She stood like she was crafted of stone, not opening her eyes. “I hear the branches of the trees rubbing together. Wind. I hear the leaves rustling. Also wind.” She waited, intent on something new. Less obvious. “I hear a clicking. Animal?”
He heard the clicking, too. “Yes. Bird,” he clarified. “It’s nesting season. It’s a pair of great blue herons snapping their bill tips together.”
A loud splash came from the Tongue. Her fingers bit into his arm.
“What was that? Animal,” she added hastily.
“Pretty sure that was a beaver slapping its tail on the water. Something likely got a little too close so it sounded a warning.” He made a mental note to send someone down to make sure the pests weren’t flooding the fields, although he didn’t say that to her. She might ask questions with answers a city girl wouldn’t much care for.
“It’s so beautiful here,” she breathed, lifting her face. Her wide eyes absorbed the faint trickle of moonlight. “Thank you for showing me how to appreciate it.”
He wished she didn’t look so damned appealing. Certainty churned in his gut—she wasn’t going to leave when her six months of probation were up. She wouldn’t give him cause to dismiss her, either. What was he going to do about it? How was he supposed to deal with her, day in and day out, when she drove him to distraction? How could he ignore the temptation she presented?
Self-restraint wasn’t part of his nature. His mother might have chosen a new name for him, but deep down, he was a Tosaro and a Cienetti—greedy and ruthless and ready to take whatever he wanted. His grand theft auto days were proof enough of that. So was his willingness to accept his grandfather’s money and lie to his friends.
He brought his palm to her cheek, rubbing the blunt of his thumb along the slender line of her throat. He bent his head over hers. “You have to the count of five to tell me you don’t want me to kiss you,” he said, the words scratching his throat, making them raspy and harsh.
Then, on the count of three, he captured her upturned lips with his. Elizabeth absorbed all his senses. The clicking, the peepers, the rustling of the wind… It all disappeared. Instead, he heard the catch of her breath. Felt the slight tremble of her small frame against his. Tasted the warm, sugar sweetness of her mouth. In his head, he envisioned her naked, in his bed, while his hands explored every inch of her ivory skin.
That vivid mental image, tempting as it was, brought his common sense back into play. He lifted his head and dropped his hands to his sides, acutely and painfully aware he’d just made their workplace that much more intense.

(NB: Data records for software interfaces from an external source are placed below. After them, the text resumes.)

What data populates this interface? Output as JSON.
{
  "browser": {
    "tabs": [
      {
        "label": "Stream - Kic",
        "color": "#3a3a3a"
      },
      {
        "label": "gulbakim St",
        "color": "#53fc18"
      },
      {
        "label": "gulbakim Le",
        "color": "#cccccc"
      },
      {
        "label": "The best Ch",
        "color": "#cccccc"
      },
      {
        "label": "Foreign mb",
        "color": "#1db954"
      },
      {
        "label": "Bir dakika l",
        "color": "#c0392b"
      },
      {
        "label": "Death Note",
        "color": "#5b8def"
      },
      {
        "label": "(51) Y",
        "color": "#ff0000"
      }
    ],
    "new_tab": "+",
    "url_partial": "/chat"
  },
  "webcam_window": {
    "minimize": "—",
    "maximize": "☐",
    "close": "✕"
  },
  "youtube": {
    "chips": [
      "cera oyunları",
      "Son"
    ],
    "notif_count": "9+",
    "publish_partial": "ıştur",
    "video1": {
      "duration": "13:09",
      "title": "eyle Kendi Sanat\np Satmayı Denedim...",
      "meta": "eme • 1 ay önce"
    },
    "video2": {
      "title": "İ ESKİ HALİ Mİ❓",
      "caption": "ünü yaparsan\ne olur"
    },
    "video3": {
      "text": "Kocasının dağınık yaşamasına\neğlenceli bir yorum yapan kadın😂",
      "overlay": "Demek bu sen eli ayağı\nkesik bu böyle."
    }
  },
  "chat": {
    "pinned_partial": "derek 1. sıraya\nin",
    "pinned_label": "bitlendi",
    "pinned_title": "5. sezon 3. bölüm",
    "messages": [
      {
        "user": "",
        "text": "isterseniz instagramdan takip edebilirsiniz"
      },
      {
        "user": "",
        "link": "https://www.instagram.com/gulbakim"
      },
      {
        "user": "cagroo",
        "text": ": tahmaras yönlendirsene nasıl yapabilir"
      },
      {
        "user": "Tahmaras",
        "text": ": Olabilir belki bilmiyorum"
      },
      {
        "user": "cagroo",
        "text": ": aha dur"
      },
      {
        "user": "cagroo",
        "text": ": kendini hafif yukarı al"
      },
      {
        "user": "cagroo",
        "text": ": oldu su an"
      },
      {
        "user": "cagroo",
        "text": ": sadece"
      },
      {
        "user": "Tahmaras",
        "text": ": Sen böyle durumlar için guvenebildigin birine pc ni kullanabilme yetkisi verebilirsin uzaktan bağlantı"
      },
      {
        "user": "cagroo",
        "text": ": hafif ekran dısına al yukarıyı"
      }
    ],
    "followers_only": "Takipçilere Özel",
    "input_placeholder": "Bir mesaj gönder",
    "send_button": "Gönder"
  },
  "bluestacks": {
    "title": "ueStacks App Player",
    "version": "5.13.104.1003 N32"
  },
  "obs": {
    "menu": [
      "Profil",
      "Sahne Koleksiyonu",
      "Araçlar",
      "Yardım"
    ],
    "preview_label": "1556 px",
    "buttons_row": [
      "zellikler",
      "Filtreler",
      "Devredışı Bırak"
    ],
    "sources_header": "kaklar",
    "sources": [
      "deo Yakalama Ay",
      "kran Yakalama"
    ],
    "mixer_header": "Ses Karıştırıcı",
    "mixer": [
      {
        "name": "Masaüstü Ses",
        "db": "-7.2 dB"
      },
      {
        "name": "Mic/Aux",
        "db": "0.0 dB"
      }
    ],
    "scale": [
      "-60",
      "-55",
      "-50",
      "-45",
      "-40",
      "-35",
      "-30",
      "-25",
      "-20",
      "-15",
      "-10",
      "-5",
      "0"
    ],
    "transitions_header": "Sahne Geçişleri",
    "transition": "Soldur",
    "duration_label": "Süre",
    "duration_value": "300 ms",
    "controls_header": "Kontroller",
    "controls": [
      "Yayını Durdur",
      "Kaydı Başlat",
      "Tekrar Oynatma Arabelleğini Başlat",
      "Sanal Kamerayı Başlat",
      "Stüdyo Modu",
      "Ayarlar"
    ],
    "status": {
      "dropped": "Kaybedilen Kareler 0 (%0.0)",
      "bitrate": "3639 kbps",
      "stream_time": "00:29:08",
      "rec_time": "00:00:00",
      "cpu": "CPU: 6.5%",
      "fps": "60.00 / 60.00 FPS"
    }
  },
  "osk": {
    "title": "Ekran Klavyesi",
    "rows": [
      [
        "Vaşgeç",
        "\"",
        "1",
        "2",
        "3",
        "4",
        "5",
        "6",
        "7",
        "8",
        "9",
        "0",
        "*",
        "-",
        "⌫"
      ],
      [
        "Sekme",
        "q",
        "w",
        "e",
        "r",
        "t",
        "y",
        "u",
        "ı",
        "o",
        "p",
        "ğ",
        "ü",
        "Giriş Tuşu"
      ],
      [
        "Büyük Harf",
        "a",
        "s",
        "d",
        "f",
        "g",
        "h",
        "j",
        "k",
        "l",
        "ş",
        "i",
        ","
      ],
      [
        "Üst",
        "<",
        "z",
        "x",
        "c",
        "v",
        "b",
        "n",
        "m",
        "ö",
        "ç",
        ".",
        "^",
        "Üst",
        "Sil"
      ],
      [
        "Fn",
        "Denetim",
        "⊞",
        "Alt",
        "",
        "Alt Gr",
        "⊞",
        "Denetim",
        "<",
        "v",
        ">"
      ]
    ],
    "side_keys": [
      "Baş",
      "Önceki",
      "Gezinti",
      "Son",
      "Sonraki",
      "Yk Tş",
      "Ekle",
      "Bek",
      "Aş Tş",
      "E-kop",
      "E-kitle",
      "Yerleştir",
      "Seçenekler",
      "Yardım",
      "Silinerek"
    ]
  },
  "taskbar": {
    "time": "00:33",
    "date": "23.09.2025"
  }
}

He tried to make light of it, even though he’d been profoundly unsettled. “This is where you’re supposed to toss me on my ass and break one of my legs.”
“Over a kiss?” Her light laugh dispelled any worry that he might have unsettled her, too. “If I were going to break your leg for anything, it would have been when you groped me.”